The New York Times reports on the "push for personhood" and a new anti-abortion amendment in Mississippi:
A constitutional amendment facing voters in Mississippi on Nov. 8, and similar initiatives brewing in half a dozen other states including Florida and Ohio, would declare a fertilized human egg to be a legal person, effectively branding abortion and some forms of birth control as murder.
With this far-reaching anti-abortion strategy, the proponents of what they call personhood amendments hope to reshape the national debate....
The amendment in Mississippi would ban virtually all abortions, including those resulting from rape or incest. It would bar some birth control methods, including IUDs and “morning-after pills” that prevent fertilized eggs from implanting in the uterus. It would also outlaw the destruction of embryos created in laboratories.
Catholics certainly believe that life begins at conception, but many who hope to ultimately overturn Roe v. Wade—including Catholic bishops—think the amendment is a step in the wrong direction. According to the Times:

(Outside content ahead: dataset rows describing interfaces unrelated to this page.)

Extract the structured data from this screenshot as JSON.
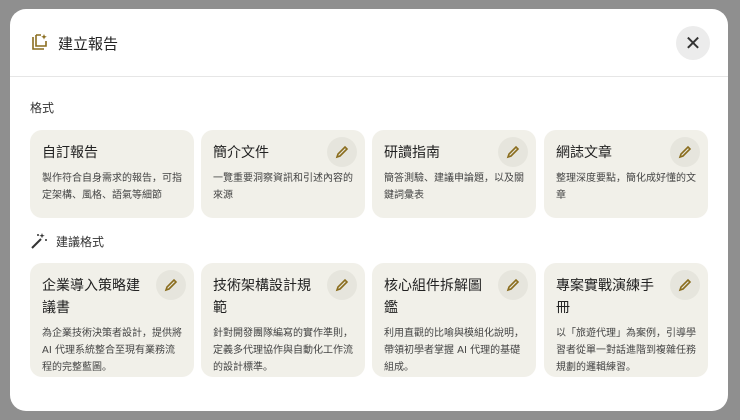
{
  "dialog": {
    "title": "建立報告",
    "close_label": "✕"
  },
  "formats": {
    "label": "格式",
    "cards": [
      {
        "title": "自訂報告",
        "desc": "製作符合自身需求的報告，可指定架構、風格、語氣等細節",
        "editable": false
      },
      {
        "title": "簡介文件",
        "desc": "一覽重要洞察資訊和引述內容的來源",
        "editable": true
      },
      {
        "title": "研讀指南",
        "desc": "簡答測驗、建議申論題，以及關鍵詞彙表",
        "editable": true
      },
      {
        "title": "網誌文章",
        "desc": "整理深度要點，簡化成好懂的文章",
        "editable": true
      }
    ]
  },
  "suggested": {
    "label": "建議格式",
    "cards": [
      {
        "title": "企業導入策略建議書",
        "desc": "為企業技術決策者設計，提供將 AI 代理系統整合至現有業務流程的完整藍圖。"
      },
      {
        "title": "技術架構設計規範",
        "desc": "針對開發團隊編寫的實作準則，定義多代理協作與自動化工作流的設計標準。"
      },
      {
        "title": "核心組件拆解圖鑑",
        "desc": "利用直觀的比喻與模組化說明，帶領初學者掌握 AI 代理的基礎組成。"
      },
      {
        "title": "專案實戰演練手冊",
        "desc": "以「旅遊代理」為案例，引導學習者從單一對話進階到複雜任務規劃的邏輯練習。"
      }
    ]
  },
  "colors": {
    "accent": "#8a6d1e",
    "card": "#f1f0e9"
  }
}
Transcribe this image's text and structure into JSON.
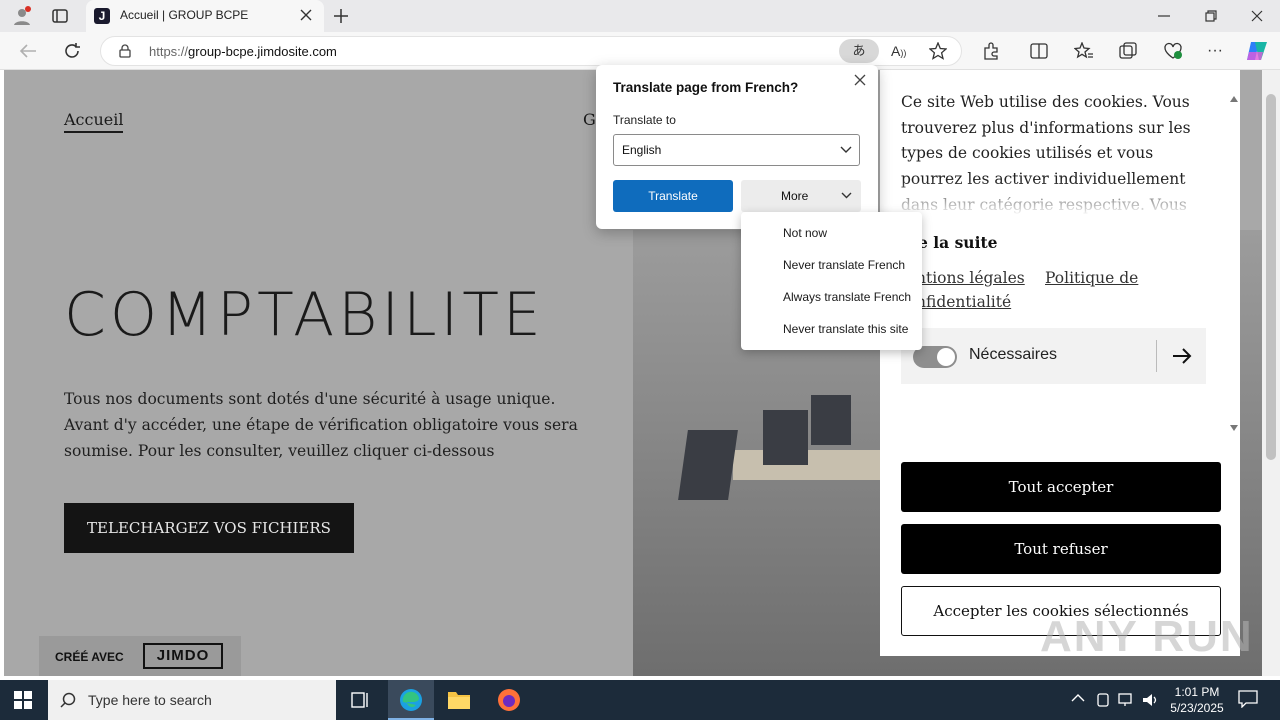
{
  "browser": {
    "tab_title": "Accueil | GROUP BCPE",
    "url_prefix": "https://",
    "url_host": "group-bcpe.jimdosite.com",
    "favicon_letter": "J"
  },
  "page": {
    "nav_home": "Accueil",
    "nav_partial": "G",
    "heading": "COMPTABILITE",
    "body_text": "Tous nos documents sont dotés d'une sécurité à usage unique. Avant d'y accéder, une étape de vérification obligatoire vous sera soumise. Pour les consulter, veuillez cliquer ci-dessous",
    "cta": "TELECHARGEZ VOS FICHIERS",
    "badge_prefix": "CRÉÉ AVEC",
    "badge_brand": "JIMDO"
  },
  "translate": {
    "title": "Translate page from French?",
    "translate_to_label": "Translate to",
    "language_value": "English",
    "translate_button": "Translate",
    "more_button": "More",
    "menu": [
      "Not now",
      "Never translate French",
      "Always translate French",
      "Never translate this site"
    ]
  },
  "cookie": {
    "text": "Ce site Web utilise des cookies. Vous trouverez plus d'informations sur les types de cookies utilisés et vous pourrez les activer individuellement dans leur catégorie respective. Vous pouvez",
    "read_more": "e la suite",
    "link_legal": "ntions légales",
    "link_privacy_1": "Politique de",
    "link_privacy_2": "nfidentialité",
    "toggle_label": "Nécessaires",
    "accept_all": "Tout accepter",
    "refuse_all": "Tout refuser",
    "accept_selected": "Accepter les cookies sélectionnés"
  },
  "taskbar": {
    "search_placeholder": "Type here to search",
    "time": "1:01 PM",
    "date": "5/23/2025"
  },
  "watermark": "ANY RUN"
}
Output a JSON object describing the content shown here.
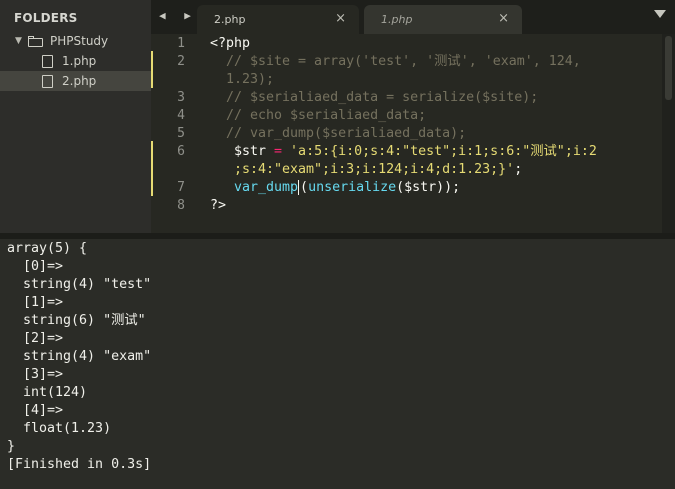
{
  "sidebar": {
    "header": "FOLDERS",
    "folder": {
      "arrow": "▼",
      "name": "PHPStudy"
    },
    "files": [
      {
        "name": "1.php",
        "selected": false
      },
      {
        "name": "2.php",
        "selected": true
      }
    ]
  },
  "tabbar": {
    "nav_arrows": "◀ ▶",
    "tabs": [
      {
        "label": "2.php",
        "close": "×",
        "active": true
      },
      {
        "label": "1.php",
        "close": "×",
        "active": false
      }
    ],
    "dropdown_icon": "chevron-down-icon"
  },
  "editor": {
    "gutter": [
      "1",
      "2",
      "",
      "3",
      "4",
      "5",
      "6",
      "",
      "7",
      "8"
    ],
    "lines": [
      {
        "tokens": [
          {
            "t": "<?php",
            "c": "tag"
          }
        ]
      },
      {
        "tokens": [
          {
            "t": "// $site = array('test', '测试', 'exam', 124,",
            "c": "comment"
          }
        ]
      },
      {
        "tokens": [
          {
            "t": "1.23);",
            "c": "comment"
          }
        ]
      },
      {
        "tokens": [
          {
            "t": "// $serialiaed_data = serialize($site);",
            "c": "comment"
          }
        ]
      },
      {
        "tokens": [
          {
            "t": "// echo $serialiaed_data;",
            "c": "comment"
          }
        ]
      },
      {
        "tokens": [
          {
            "t": "// var_dump($serialiaed_data);",
            "c": "comment"
          }
        ]
      },
      {
        "tokens": [
          {
            "t": "$str ",
            "c": "var"
          },
          {
            "t": "=",
            "c": "op"
          },
          {
            "t": " 'a:5:{i:0;s:4:\"test\";i:1;s:6:\"测试\";i:2",
            "c": "str"
          }
        ]
      },
      {
        "tokens": [
          {
            "t": ";s:4:\"exam\";i:3;i:124;i:4;d:1.23;}'",
            "c": "str"
          },
          {
            "t": ";",
            "c": "var"
          }
        ]
      },
      {
        "tokens": [
          {
            "t": "var_dump",
            "c": "func"
          },
          {
            "t": "CURSOR",
            "c": "cursor"
          },
          {
            "t": "(",
            "c": "var"
          },
          {
            "t": "unserialize",
            "c": "func"
          },
          {
            "t": "($str));",
            "c": "var"
          }
        ]
      },
      {
        "tokens": [
          {
            "t": "?>",
            "c": "tag"
          }
        ]
      }
    ],
    "colors": {
      "background": "#272822",
      "comment": "#75715e",
      "string": "#e6db74",
      "function": "#66d9ef",
      "operator": "#f92672"
    }
  },
  "output": {
    "lines": [
      "array(5) {",
      "  [0]=>",
      "  string(4) \"test\"",
      "  [1]=>",
      "  string(6) \"测试\"",
      "  [2]=>",
      "  string(4) \"exam\"",
      "  [3]=>",
      "  int(124)",
      "  [4]=>",
      "  float(1.23)",
      "}",
      "[Finished in 0.3s]"
    ]
  }
}
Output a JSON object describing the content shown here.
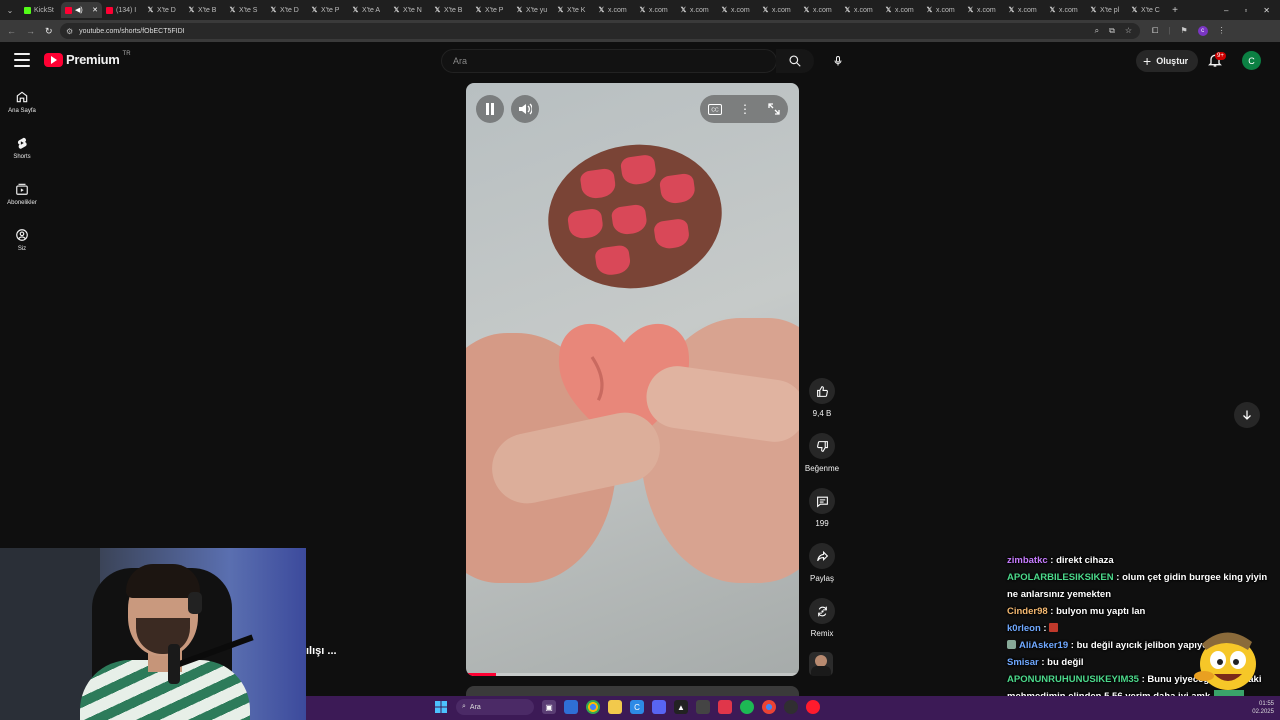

The drive for personhood amendments has split the anti-abortion forces nationally. Some groups call it an inspired moral leap, while traditional leaders of the fight, including National Right to Life and the Roman Catholic bishops, have refused to promote it, charging that the tactic is reckless and could backfire, leading to a Supreme Court defeat that would undermine progress in carving away at Roe v. Wade.
A statement last week from Bishop Joseph Latino of Jackson, Miss., included his thoughts on the petitioning phase of the amendment: "I join with Catholic Bishops in several other states in not endorsing Personhood petitions to be circulated in our Catholic parishes. We have committed ourselves to working for a federal amendment and feel the push for a state amendment could ultimately harm our efforts to overturn Roe vs. Wade."
The statement also included his thoughts now that the amendment has moved beyond the petitioning phase: "Although the Diocese of Jackson is not taking a position of public support for this amendment, individual Catholics, having formed their consciences, may vote as they so choose. The Roman Catholic Church and her bishops are unequivocally pro-life; however, we do not always publicly support every initiative that comes before us in the name of pro-life."